After calling for cuts to FEMA over the past weekend, Rep. Ron Paul (R-TX) appeared on Anderson Cooper 360 Monday night and was asked if he wanted to get rid of the agency entirely.
Host Cooper told the Texas congressman about FEMA's body recovery team preventing more casualties from Hurricane Katrina that likely would have occurred if there was no federal response, but Paul was steadfast towards his critique on the agency.
"Well, the thing of it is, you create more hazard by the government by saying, 'You pay this and the government will be there, they'll always be there to take care of you and pay your bills,'" he said. "But the worst part of this is the economical consequences of saying, 'Well I can't afford my insurance.'"
Paul added: "A lot of them are middle class people with beach houses. And they can't get their insurance because it's costly so the government guarantees it. So they give a reason for people to do dumb things. They build in the places that the market says, 'don't build here, it's too dangerous.'"
"And then when Katrina hit, some of the guard units you know around the country that could have been helpful, they were over fighting wars in the Middle East. So it is such gross distortion, you know. Thing weren't as bad as it pretended to be. Before 1979 without FEMA, it wasn't disasters. Go and show me where there was a much worse care before FEMA and I don't think you can give me any of those indications."
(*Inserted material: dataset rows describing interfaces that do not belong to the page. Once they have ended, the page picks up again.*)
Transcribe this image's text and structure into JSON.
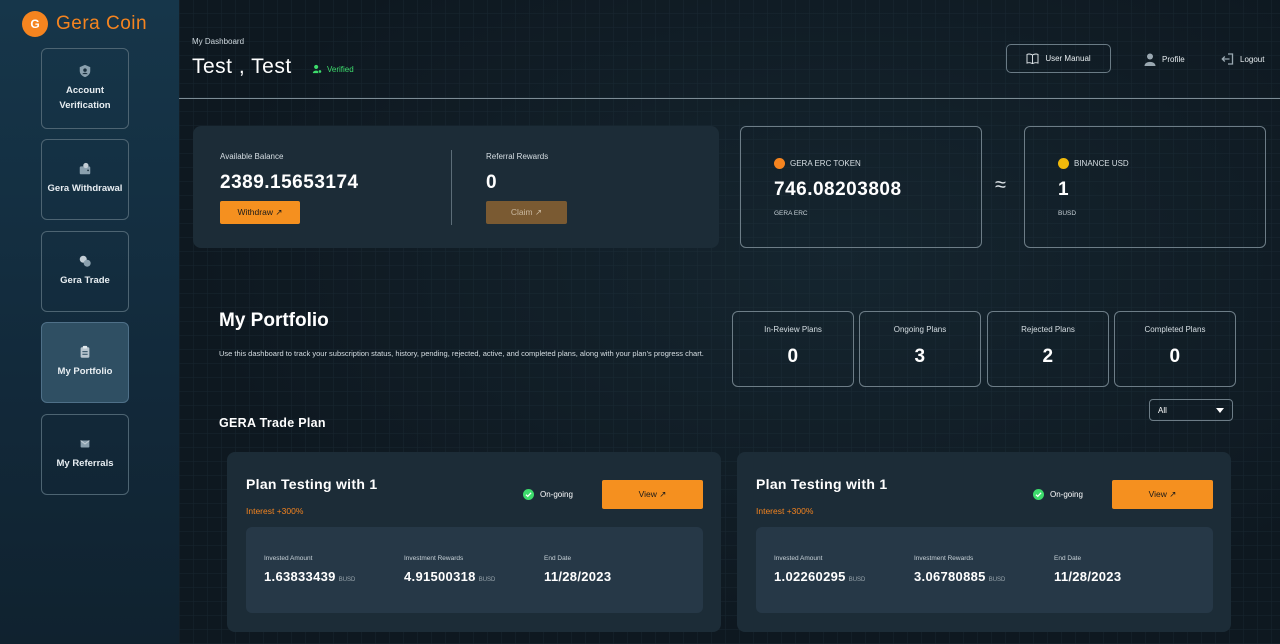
{
  "brand": {
    "logo_text": "Gera Coin",
    "accent": "#f5841f"
  },
  "sidebar": {
    "items": [
      {
        "label": "Account Verification",
        "icon": "user-shield-icon"
      },
      {
        "label": "Gera Withdrawal",
        "icon": "wallet-icon"
      },
      {
        "label": "Gera Trade",
        "icon": "trade-icon"
      },
      {
        "label": "My Portfolio",
        "icon": "clipboard-icon",
        "active": true
      },
      {
        "label": "My Referrals",
        "icon": "referral-icon"
      }
    ]
  },
  "header": {
    "breadcrumb": "My Dashboard",
    "title": "Test , Test",
    "verified": "Verified",
    "user_manual": "User Manual",
    "profile": "Profile",
    "logout": "Logout"
  },
  "balance": {
    "available_label": "Available Balance",
    "available_value": "2389.15653174",
    "withdraw": "Withdraw ↗",
    "referral_label": "Referral Rewards",
    "referral_value": "0",
    "claim": "Claim ↗"
  },
  "tokens": {
    "gera_label": "GERA ERC TOKEN",
    "gera_value": "746.08203808",
    "gera_unit": "GERA ERC",
    "approx": "≈",
    "busd_label": "BINANCE USD",
    "busd_value": "1",
    "busd_unit": "BUSD"
  },
  "portfolio": {
    "title": "My Portfolio",
    "description": "Use this dashboard to track your subscription status, history, pending, rejected, active, and completed plans, along with your plan's progress chart.",
    "stats": [
      {
        "label": "In-Review Plans",
        "value": "0"
      },
      {
        "label": "Ongoing Plans",
        "value": "3"
      },
      {
        "label": "Rejected Plans",
        "value": "2"
      },
      {
        "label": "Completed Plans",
        "value": "0"
      }
    ],
    "section_title": "GERA Trade Plan",
    "filter_value": "All"
  },
  "plans": [
    {
      "title": "Plan Testing with 1",
      "interest": "Interest +300%",
      "status": "On-going",
      "view": "View ↗",
      "invested_label": "Invested Amount",
      "invested_value": "1.63833439",
      "rewards_label": "Investment Rewards",
      "rewards_value": "4.91500318",
      "end_label": "End Date",
      "end_value": "11/28/2023",
      "unit": "BUSD"
    },
    {
      "title": "Plan Testing with 1",
      "interest": "Interest +300%",
      "status": "On-going",
      "view": "View ↗",
      "invested_label": "Invested Amount",
      "invested_value": "1.02260295",
      "rewards_label": "Investment Rewards",
      "rewards_value": "3.06780885",
      "end_label": "End Date",
      "end_value": "11/28/2023",
      "unit": "BUSD"
    }
  ]
}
Cooper then reminded Paul about the 1900 Galvestion hurricane that killed 6,000 people. The CNN host mentioned that if FEMA were around, a sea wall that local officials could not afford to create could have been handled with federal assistance.
Paul disagreed with that assessment. "They survived without FEMA and they did rebuild the city and it was mostly local funds."
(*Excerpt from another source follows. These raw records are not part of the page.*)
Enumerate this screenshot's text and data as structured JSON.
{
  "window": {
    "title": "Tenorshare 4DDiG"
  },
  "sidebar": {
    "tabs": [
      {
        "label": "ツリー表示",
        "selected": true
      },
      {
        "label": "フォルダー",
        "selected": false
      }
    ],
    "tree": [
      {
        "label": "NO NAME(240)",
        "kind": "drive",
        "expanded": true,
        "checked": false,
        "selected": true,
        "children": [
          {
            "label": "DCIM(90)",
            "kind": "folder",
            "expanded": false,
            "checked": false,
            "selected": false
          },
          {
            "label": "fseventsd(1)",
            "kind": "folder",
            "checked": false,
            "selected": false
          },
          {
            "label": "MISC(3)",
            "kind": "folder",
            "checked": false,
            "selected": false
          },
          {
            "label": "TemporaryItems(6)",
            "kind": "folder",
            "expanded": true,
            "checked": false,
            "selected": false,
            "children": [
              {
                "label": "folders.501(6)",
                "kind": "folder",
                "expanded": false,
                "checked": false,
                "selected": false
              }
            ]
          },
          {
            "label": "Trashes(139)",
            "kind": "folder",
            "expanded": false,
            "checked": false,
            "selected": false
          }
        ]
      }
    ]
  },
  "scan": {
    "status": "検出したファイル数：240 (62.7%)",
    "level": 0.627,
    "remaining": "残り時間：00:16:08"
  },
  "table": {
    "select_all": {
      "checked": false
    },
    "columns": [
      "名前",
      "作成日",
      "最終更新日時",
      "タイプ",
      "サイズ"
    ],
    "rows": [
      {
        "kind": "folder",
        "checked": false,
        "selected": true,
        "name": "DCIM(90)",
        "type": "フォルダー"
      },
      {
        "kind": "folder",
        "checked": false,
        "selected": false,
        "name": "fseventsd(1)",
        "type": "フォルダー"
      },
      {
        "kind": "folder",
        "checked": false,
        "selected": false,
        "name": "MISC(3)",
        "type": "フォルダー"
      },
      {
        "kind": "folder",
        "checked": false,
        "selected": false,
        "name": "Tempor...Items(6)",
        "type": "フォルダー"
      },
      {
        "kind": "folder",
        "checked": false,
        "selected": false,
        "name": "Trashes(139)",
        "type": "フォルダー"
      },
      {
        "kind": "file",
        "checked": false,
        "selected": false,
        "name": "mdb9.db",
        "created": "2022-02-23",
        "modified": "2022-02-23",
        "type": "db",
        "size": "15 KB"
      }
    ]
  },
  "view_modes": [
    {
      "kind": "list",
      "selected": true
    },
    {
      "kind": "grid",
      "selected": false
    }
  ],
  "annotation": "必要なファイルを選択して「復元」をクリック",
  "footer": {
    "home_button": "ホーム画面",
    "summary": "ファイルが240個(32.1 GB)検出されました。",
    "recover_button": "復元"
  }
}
The CNN host asked the congressman if there was any role for the federal government to play in a disaster response? Paul did think there was, although in a reduced role.
"Rescue operations, I think so," he said. "As a matter of fact, my approach, I think was a very modest and reasonable approach when they came for funds. Even today or back you know when we got hit at Galveston. I said I'll vote for the funds but you have to cut it. We're broke. The economic condition of this country is dire."
WATCH: Video from CNN, which aired on August 30, 2011.